Elliott, a Vancouver native, played professionally in the German Bundesliga and spent a season with the Vancouver Whitecaps. This spring he was named the new head coach of the Capilano University men’s soccer team. D’Agostino played for age-group national teams, suiting up for Canada in the 2007 U20 World Cup, and he’s now the assistant technical director of North Vancouver Football Club. Friend, a Kelowna native, played professionally in Europe and MLS and also suited up in 32 games with the senior men’s national team.

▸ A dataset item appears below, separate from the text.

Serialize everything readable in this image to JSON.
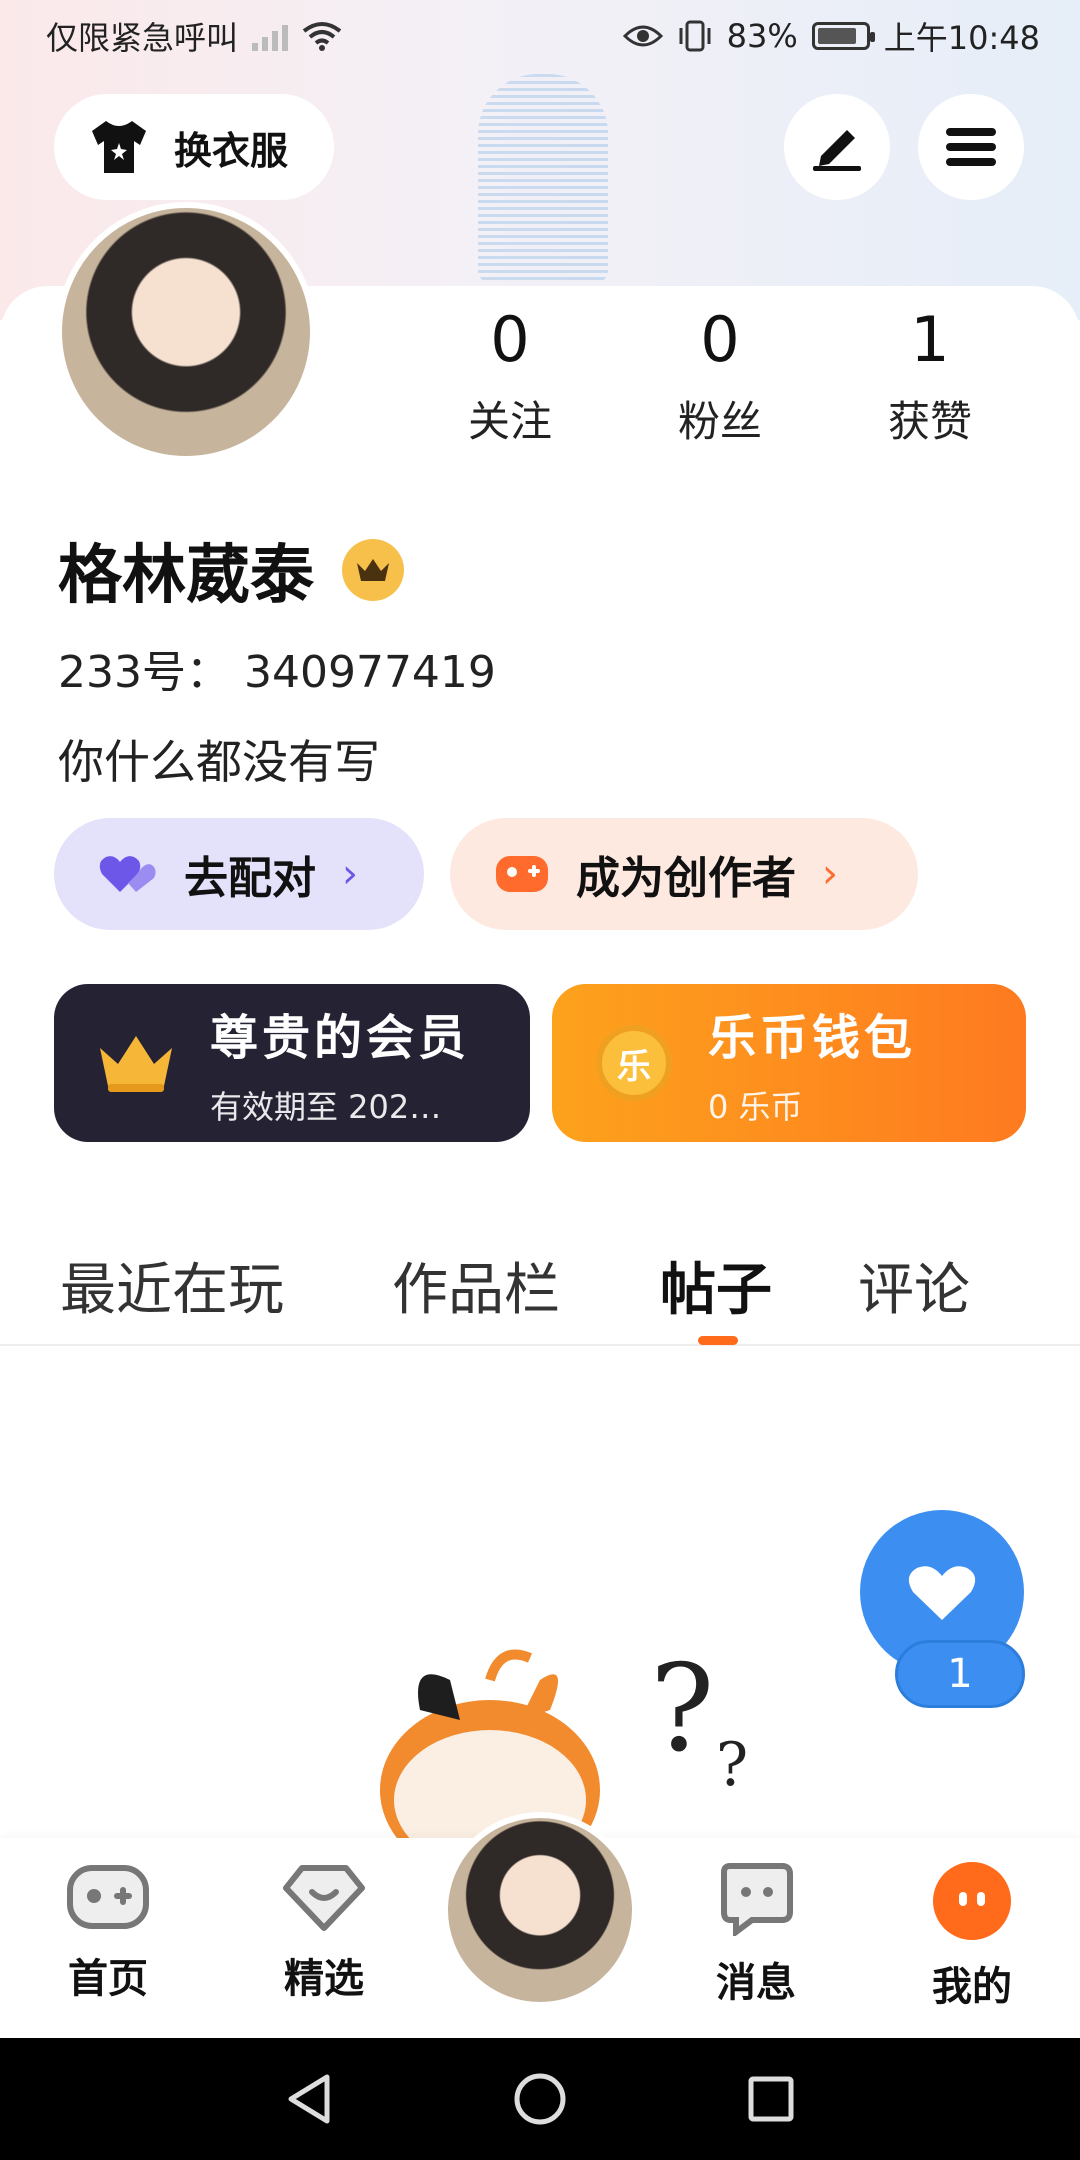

The two-storey space they’ve created in North Vancouver includes a lounge and small field for 3-v-3 games on the main level and a larger field on the upper level which will be used for training sessions or 5-v-5 matches. The upper field will also be home to a high-tech system called Toca, a training regime that involves the use of machines that fire soccer balls onto the field of play much like a pitching machine. Coaches control the speed, direction and trajectory of the balls and can incorporate all manner of goals, obstacles, movements and even special lighting and audio cues into the drills. 

“It’s a modern approach to development through quality repetition and augmented development training,” Elliott said, giving the official spiel that accompanies Toca training. Much more importantly, however, it’s a whole lot of fun.

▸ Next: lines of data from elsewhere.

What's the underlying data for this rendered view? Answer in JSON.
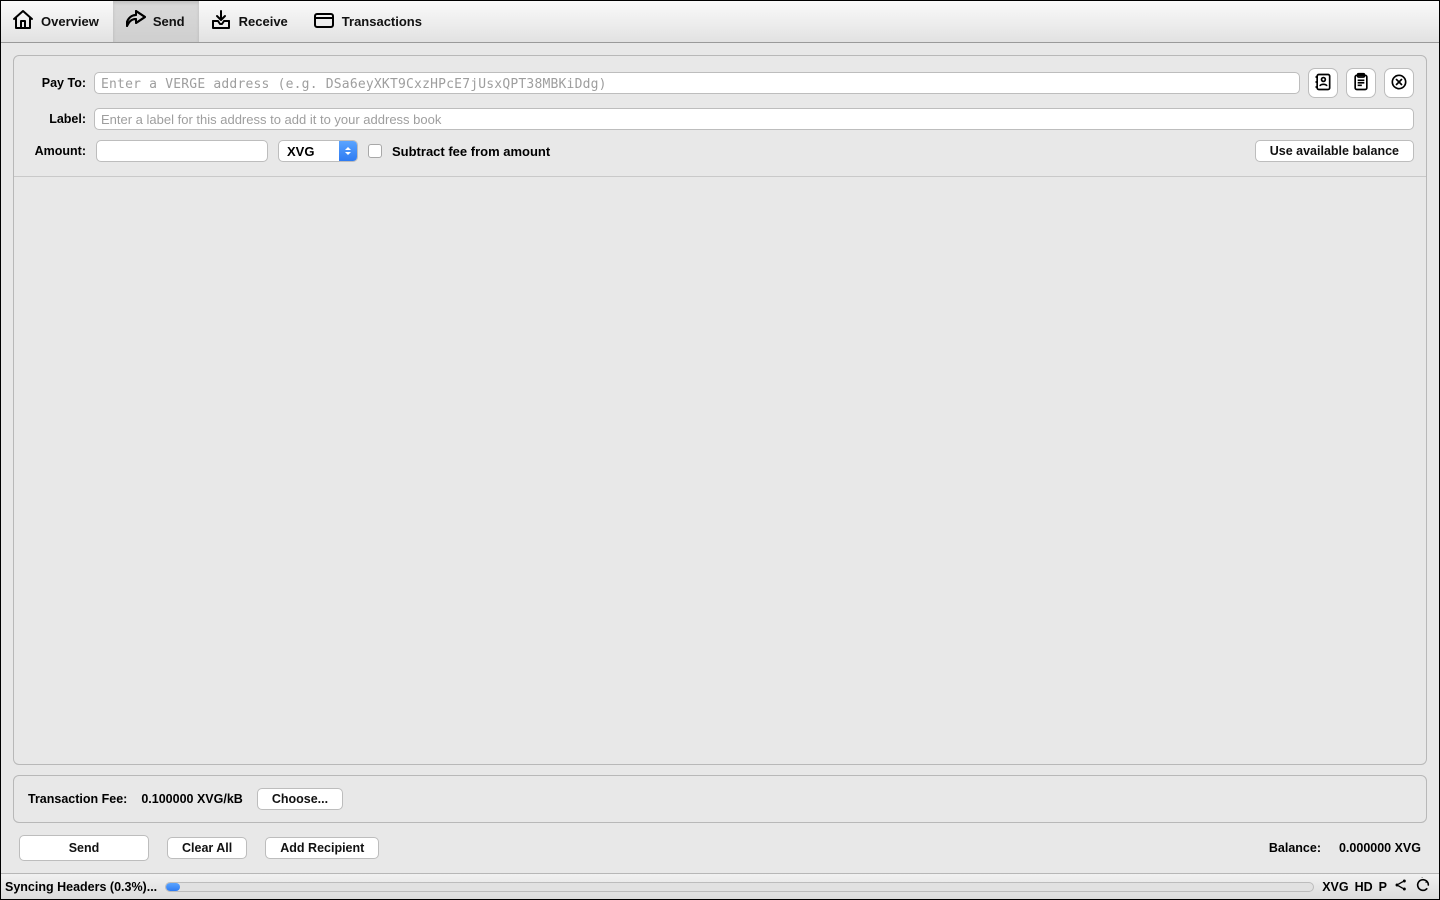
{
  "toolbar": {
    "overview": "Overview",
    "send": "Send",
    "receive": "Receive",
    "transactions": "Transactions"
  },
  "form": {
    "pay_to_label": "Pay To:",
    "pay_to_placeholder": "Enter a VERGE address (e.g. DSa6eyXKT9CxzHPcE7jUsxQPT38MBKiDdg)",
    "label_label": "Label:",
    "label_placeholder": "Enter a label for this address to add it to your address book",
    "amount_label": "Amount:",
    "unit_selected": "XVG",
    "subtract_fee_label": "Subtract fee from amount",
    "use_balance_btn": "Use available balance"
  },
  "fee": {
    "label": "Transaction Fee:",
    "value": "0.100000 XVG/kB",
    "choose_btn": "Choose..."
  },
  "actions": {
    "send": "Send",
    "clear_all": "Clear All",
    "add_recipient": "Add Recipient",
    "balance_label": "Balance:",
    "balance_value": "0.000000 XVG"
  },
  "status": {
    "sync_text": "Syncing Headers (0.3%)...",
    "ticker": "XVG",
    "hd": "HD",
    "proxy": "P"
  }
}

“When a kid goes in there they feel like a kid in a candy shop,” said Elliott. “Mike, Rob and myself go in there sometimes and we just go, ‘wow.’ We’re having fun hitting volleys from this machine in our mid-30s. We kind of get a feel of how that six-year-old feels coming in. It’s like a video game for a soccer player.”

The fast-paced environment is meant to give players a high number of varied touches on the ball, improving their skill quickly as they go through drills. The Urban Soccer Centre owners are hoping that they can help some players reach the highest levels of the sport.

“Both Michael and I coach with the Whitecaps residency on the boys side,” said Elliott. “We’re all invested in supporting Canada’s next generation of players.”

Elliott was quick to add, however, that the facility is meant for all players, not just those dreaming of becoming the next Alphonso Davies, the 17-year-old who is already starring for the Vancouver Whitecaps and senior national team. Elliott said he expects the centre to be rocking from 8 a.m. to 11 p.m. every day, with personal and team training sessions, youth camps, and weekend soccer jamborees running during the day and adult leagues running at night. 

“It’s a space that’s for everyone,” he said. “We want it to be seen that Urban Soccer Centre is there for the people. If you’re part of the soccer community, hopefully you’re part of the Urban Soccer Centre.”

And if they succeed in building a strong soccer culture, the strong soccer players will emerge naturally, said Elliott.

“We can’t just think that we’re going to produce 20 Alphonso Davies unless the actual culture of soccer in the Lower Mainland comes to the point where we’re more invested in it, we watch it more, we play it more, we enjoy it more, and through generations and generations it becomes more engrained, and we produce more players,” he said, adding that he and his partners have had a blast getting the centre up and running.

“It’s been exciting. There are so many people that are highly invested in soccer in Vancouver, so there’s been a ton of local support and a ton of influencers in the soccer community who have supported and helped this vision. It’s been pretty fun, to be honest. It’s been really fun to build out. It’s about bringing like-minded people together who love the game.”

The Urban Soccer Centre is located at 20 Orwell St. in North Vancouver. For more information on the centre and its programs visit